Conservation Matters

 

No other wildlife conservation organization is dedicated to protecting and restoring and creating early successional forests that provide habitat for ruffed grouse, woodcock and songbirds.

Managing habitat for ruffed grouse is accomplished primarily by judicious logging – and usually clear-cut logging – which is widely unpopular among environmental activists who take a rigid and oftentimes myopic "preservationist" approach to managing natural resources. There is also a growing antipathy towards habitat manipulation as a method of resource management among younger, more liberal environmental scientists and wildlife biologists who advocate a hands-off philosophy towards forest management. Moreover, some organizations are quick to seize on any potentially unpopular aspect of the sport to further their emotional appeal to restrict or eliminate sport hunting using changes in local ordinances, zoning regulations and hunting prohibitions of state and federal land.

Habitat Management is Essential to the Future of Grouse and Woodcock Hunting. Grouse and woodcock habitat must be responsibly and intelligently managed to maintain or grow grouse populations, whether it be by private landowners or government agencies. Left unmanaged, even the best habitat will outgrow its ability to provide grouse with food, cover and protection from predators – and populations will decline.

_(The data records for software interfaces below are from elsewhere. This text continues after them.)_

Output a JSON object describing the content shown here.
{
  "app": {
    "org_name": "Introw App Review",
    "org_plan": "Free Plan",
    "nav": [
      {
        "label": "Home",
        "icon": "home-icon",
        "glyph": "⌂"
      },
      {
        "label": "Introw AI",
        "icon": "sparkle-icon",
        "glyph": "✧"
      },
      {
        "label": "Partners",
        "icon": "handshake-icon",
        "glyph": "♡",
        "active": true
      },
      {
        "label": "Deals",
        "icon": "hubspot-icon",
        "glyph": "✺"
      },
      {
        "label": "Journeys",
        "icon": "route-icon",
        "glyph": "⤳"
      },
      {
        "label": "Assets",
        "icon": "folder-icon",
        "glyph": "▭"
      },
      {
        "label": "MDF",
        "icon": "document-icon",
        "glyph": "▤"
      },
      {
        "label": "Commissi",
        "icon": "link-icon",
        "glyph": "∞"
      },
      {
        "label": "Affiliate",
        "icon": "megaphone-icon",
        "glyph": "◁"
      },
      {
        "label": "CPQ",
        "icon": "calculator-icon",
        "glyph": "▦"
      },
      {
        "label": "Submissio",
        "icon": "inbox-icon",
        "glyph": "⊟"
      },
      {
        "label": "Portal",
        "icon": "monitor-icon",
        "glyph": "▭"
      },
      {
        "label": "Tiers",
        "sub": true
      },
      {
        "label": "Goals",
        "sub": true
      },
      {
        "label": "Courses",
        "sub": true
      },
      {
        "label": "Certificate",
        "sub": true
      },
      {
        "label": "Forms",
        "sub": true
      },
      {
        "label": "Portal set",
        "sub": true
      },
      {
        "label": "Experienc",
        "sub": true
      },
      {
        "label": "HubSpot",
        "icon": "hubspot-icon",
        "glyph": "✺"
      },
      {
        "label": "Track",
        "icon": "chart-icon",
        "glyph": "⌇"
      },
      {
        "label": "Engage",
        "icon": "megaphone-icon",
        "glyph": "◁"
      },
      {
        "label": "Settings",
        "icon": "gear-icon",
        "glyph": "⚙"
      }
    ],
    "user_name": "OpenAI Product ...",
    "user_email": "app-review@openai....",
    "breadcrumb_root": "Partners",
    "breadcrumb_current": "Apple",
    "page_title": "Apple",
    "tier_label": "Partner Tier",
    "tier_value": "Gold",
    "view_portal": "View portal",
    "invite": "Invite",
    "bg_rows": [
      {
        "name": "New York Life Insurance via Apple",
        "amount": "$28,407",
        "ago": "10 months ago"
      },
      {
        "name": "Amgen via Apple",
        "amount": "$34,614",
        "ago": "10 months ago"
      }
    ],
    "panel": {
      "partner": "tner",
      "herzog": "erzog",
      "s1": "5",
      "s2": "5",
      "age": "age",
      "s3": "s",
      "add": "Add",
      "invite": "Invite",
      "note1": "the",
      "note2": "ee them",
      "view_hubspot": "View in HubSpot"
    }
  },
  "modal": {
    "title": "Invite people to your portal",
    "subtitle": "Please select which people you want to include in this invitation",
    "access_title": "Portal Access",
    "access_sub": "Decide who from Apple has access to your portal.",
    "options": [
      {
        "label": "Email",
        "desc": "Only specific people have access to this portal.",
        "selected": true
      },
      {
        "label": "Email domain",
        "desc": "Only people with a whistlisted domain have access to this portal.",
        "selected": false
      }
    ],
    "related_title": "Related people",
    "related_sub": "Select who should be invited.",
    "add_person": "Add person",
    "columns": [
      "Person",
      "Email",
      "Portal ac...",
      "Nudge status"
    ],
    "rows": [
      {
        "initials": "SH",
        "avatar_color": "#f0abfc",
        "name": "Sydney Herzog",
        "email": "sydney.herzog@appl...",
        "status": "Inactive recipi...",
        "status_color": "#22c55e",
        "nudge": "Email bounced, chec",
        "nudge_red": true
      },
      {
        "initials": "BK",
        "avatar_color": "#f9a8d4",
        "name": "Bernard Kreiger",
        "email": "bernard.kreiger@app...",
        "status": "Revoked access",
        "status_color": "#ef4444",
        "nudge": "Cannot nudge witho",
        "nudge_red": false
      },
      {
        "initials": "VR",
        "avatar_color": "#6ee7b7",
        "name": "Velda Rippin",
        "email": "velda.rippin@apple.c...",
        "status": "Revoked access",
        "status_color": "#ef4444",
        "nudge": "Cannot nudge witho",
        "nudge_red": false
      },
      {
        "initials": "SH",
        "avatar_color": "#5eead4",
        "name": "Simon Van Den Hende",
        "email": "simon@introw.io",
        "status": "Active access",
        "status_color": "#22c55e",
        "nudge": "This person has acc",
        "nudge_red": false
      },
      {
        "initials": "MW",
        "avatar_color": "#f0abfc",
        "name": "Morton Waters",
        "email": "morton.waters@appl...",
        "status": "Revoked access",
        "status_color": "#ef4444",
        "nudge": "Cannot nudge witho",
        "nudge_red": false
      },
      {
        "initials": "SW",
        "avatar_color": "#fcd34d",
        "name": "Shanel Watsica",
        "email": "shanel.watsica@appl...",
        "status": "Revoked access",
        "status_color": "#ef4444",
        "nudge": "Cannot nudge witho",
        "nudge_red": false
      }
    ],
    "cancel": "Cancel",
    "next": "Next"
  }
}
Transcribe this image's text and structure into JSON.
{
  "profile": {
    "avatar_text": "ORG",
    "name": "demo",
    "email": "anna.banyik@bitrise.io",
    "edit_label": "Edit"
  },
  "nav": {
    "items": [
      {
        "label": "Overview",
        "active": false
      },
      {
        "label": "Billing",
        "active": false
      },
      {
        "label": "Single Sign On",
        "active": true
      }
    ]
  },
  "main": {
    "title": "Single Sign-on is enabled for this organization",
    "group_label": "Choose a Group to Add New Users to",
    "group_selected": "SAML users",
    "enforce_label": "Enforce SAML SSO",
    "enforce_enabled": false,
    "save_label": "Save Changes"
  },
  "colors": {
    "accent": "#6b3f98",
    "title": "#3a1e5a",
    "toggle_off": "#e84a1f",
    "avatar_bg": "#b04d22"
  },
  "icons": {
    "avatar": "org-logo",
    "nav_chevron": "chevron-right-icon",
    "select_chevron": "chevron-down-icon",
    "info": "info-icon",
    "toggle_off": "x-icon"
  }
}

These factors, combined with a general misunderstanding of the benefits of active forest management can generate negative public opinion about forest products and natural resources industries.

While so-called "old growth" forests are both visually and emotionally appealing, they are no friends to wildlife, whether they be ruffed grouse, woodcock, whitetail deer, golden-winged warblers or the dozens of species of other songbirds and other forest creatures that rely on young forest habitats. But this is an argument that we are sure to lose in the court of general public opinion, and it has the potential to create more problems than it resolves.

Your membership, contributions, and participation at chapter banquets and other RGS events will help fund much needed research, education and habitat improvement which is essential to the preservation of quality grouse hunting in the future.

For nearly the past 50 years, The Ruffed Grouse Society has actively participated in the restoration or improvement of 500,000 acres of land on federal, state and country lands.

RGS is the only national/international organization dedicated to the preservation and improvement of grouse hunting and critical grouse habitat through research, education and active participation in habitat management projects.

“We’re Drumming up Something Special”
Ruffed Grouse Society’s 50th Anniversary
(1961-2011)